author
organization
publishing date
type
Contribution to journal
publication status
published
subject
in
Journal of Neurosurgical Anesthesiology
volume
23
issue
4
pages
358 - 362
publisher
Lippincott Williams & Wilkins
external identifiers
  • WOS:000294755700013
  • PMID:21908989
  • Scopus:80052723305
ISSN
1537-1921
DOI
10.1097/01.ana.0000405612.20356.84
language
English
LU publication?
yes
id
91ef0b52-c393-422e-915d-7ad06734e6ff (old id 2168981)
alternative location
http://www.ncbi.nlm.nih.gov/pubmed/21908989?dopt=Abstract
date added to LUP
2011-10-03 10:18:17
date last changed
2017-01-01 07:54:27
@article{91ef0b52-c393-422e-915d-7ad06734e6ff,
  abstract     = {Two different main concepts for the treatment of a severe traumatic brain injury have been established during the last 15 years, namely the more conventional concept recommended in well-established guidelines (eg, U.S. Guideline, European Guideline, Addelbrook's Guideline from Cambridge), on the one hand, and the Lund concept from the University Hospital of Lund, Sweden, on the other.

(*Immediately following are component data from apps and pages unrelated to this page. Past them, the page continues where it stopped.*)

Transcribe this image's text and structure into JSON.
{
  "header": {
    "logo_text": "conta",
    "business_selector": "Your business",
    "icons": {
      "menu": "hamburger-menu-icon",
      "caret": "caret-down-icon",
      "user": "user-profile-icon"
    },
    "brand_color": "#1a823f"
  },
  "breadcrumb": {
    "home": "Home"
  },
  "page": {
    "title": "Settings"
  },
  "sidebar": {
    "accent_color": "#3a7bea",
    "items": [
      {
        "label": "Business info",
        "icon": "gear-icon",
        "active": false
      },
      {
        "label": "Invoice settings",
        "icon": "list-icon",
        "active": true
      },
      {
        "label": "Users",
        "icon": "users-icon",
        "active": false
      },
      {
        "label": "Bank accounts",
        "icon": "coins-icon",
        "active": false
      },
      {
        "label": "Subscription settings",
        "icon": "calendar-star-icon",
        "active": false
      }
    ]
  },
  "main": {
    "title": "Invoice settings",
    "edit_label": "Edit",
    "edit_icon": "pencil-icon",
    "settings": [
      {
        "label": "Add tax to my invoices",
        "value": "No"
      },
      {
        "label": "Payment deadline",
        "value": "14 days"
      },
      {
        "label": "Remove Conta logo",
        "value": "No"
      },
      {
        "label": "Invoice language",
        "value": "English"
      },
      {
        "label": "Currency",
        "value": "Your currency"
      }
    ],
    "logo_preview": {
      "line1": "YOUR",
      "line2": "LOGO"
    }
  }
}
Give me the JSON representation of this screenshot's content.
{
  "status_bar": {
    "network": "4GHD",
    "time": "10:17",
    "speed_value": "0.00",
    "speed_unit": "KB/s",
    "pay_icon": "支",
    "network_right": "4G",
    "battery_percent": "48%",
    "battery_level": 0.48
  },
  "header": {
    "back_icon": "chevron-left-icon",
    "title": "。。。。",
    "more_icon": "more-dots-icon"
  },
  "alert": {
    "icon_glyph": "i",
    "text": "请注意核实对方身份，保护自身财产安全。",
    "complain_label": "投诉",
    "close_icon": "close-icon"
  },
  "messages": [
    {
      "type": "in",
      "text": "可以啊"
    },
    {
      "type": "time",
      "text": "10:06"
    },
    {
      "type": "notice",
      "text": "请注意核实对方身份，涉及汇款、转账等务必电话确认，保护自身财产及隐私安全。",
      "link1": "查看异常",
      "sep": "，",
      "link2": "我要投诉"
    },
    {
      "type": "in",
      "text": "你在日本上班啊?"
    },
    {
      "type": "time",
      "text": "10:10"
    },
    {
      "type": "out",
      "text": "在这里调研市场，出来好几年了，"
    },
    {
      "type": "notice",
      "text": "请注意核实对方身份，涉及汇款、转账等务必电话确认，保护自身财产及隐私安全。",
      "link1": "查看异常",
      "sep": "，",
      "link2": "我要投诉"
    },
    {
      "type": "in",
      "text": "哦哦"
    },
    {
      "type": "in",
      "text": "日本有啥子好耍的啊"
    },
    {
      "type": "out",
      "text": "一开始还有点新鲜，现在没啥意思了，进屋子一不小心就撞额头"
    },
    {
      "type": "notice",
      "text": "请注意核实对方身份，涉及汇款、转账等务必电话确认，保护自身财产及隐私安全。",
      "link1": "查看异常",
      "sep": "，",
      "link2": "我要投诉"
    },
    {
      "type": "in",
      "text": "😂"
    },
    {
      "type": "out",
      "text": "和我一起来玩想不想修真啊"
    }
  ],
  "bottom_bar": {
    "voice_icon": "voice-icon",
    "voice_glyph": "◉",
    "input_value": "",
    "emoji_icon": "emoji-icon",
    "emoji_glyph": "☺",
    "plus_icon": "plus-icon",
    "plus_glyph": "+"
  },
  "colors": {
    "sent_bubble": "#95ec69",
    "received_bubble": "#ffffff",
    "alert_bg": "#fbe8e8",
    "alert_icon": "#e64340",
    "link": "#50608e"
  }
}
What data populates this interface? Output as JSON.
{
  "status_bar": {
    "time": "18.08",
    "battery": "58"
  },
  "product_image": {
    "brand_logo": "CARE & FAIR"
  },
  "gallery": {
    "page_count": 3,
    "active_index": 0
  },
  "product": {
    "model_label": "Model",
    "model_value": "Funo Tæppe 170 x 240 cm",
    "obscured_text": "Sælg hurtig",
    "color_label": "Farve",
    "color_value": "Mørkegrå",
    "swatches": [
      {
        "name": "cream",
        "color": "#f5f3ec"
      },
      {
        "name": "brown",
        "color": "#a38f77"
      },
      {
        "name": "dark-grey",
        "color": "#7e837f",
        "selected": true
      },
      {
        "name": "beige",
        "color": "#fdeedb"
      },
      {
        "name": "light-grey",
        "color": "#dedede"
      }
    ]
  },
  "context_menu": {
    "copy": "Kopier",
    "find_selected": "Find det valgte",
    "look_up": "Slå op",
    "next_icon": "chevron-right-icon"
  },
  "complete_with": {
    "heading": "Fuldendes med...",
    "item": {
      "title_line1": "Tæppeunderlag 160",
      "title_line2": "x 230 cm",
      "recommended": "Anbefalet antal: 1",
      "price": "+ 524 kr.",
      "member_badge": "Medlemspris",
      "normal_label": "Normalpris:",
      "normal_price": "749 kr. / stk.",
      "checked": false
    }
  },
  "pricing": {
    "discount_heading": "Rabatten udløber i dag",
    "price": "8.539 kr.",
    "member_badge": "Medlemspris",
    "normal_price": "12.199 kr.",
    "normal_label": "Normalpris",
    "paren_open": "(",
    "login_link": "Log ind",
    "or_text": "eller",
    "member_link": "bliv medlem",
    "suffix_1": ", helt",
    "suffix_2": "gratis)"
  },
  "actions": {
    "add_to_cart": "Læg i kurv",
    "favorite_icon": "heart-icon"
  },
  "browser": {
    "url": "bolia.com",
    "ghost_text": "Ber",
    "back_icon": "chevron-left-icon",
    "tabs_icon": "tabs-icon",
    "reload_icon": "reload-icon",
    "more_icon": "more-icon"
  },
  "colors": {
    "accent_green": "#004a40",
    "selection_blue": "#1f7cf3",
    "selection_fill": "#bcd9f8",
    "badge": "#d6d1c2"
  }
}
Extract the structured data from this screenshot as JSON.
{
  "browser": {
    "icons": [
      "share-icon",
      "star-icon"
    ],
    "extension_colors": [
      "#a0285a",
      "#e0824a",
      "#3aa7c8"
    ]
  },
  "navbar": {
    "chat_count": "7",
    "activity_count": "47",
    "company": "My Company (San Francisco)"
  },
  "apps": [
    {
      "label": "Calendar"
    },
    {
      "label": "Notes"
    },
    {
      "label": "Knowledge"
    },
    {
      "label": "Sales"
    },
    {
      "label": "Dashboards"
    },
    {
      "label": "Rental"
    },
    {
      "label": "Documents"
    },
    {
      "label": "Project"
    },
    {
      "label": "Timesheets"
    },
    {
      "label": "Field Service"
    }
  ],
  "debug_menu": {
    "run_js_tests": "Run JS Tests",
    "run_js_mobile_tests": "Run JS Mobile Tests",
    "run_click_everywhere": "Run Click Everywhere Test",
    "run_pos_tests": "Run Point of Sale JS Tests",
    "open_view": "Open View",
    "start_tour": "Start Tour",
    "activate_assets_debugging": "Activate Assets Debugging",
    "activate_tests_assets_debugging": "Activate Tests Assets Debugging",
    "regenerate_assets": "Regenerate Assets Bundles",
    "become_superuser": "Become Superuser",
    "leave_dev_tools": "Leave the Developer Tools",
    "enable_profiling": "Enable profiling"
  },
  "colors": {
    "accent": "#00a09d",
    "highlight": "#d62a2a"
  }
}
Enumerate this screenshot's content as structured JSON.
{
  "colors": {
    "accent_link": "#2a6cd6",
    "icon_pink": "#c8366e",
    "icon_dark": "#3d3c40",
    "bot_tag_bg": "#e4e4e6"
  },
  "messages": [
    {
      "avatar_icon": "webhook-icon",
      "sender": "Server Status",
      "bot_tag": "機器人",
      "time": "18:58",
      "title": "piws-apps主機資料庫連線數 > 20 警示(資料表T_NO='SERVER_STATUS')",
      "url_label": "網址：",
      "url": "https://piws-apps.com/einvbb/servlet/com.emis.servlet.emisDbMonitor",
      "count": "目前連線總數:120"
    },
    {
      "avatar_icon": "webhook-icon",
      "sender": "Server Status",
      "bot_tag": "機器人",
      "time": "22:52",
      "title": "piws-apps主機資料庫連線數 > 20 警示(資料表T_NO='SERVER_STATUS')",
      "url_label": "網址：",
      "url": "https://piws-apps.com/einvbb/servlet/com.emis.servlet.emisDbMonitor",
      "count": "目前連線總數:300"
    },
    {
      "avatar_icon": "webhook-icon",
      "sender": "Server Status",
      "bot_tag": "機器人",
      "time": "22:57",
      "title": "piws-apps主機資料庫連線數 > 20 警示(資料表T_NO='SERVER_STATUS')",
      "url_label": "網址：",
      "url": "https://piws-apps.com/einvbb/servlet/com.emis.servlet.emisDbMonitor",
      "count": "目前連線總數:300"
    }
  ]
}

Owing to the lack of well-controlled randomized outcome studies comparing these 2 main therapeutic approaches, we cannot conclude that one is better than the other. This paper is the PRO part in a PRO-CON debate in this journal on the Lund concept. Although the Lund concept is based on a physiology-oriented approach dealing with the hemodynamic principles of brain volume and brain perfusion regulation, traditional treatments are primarily based on a meta-analytic approach from clinical studies. High cerebral perfusion pressure has been an essential goal in the conventional treatments (the cerebral perfusion pressure-guided approach), even though it has been modified in a recent up date of U.S. guidelines. The Lund concept has instead concentrated on management of brain edema and intracranial pressure, along with improvement of cerebral perfusion and oxygenation (the intracranial pressure and perfusion-guided approach). Although conventional guidelines are restricted to clinical data from meta-analytic surveys, the physiological approach of Lund therapy finds support in both experimental and clinical studies. It offers a wider base and can also provide recommendations regarding fluid therapy, lung protection, optimal hemoglobin concentration, temperature control, the use of decompressive craniotomy, and ventricular drainage. This paper puts forward arguments in support of Lund therapy.},
  author       = {Grände, Per-Olof},
  issn         = {1537-1921},
  language     = {eng},
  number       = {4},
  pages        = {358--362},
  publisher    = {Lippincott Williams & Wilkins},
  series       = {Journal of Neurosurgical Anesthesiology},
  title        = {The lund concept for the treatment of patients with severe traumatic brain injury.},
  url          = {http://dx.doi.org/10.1097/01.ana.0000405612.20356.84},
  volume       = {23},
  year         = {2011},
}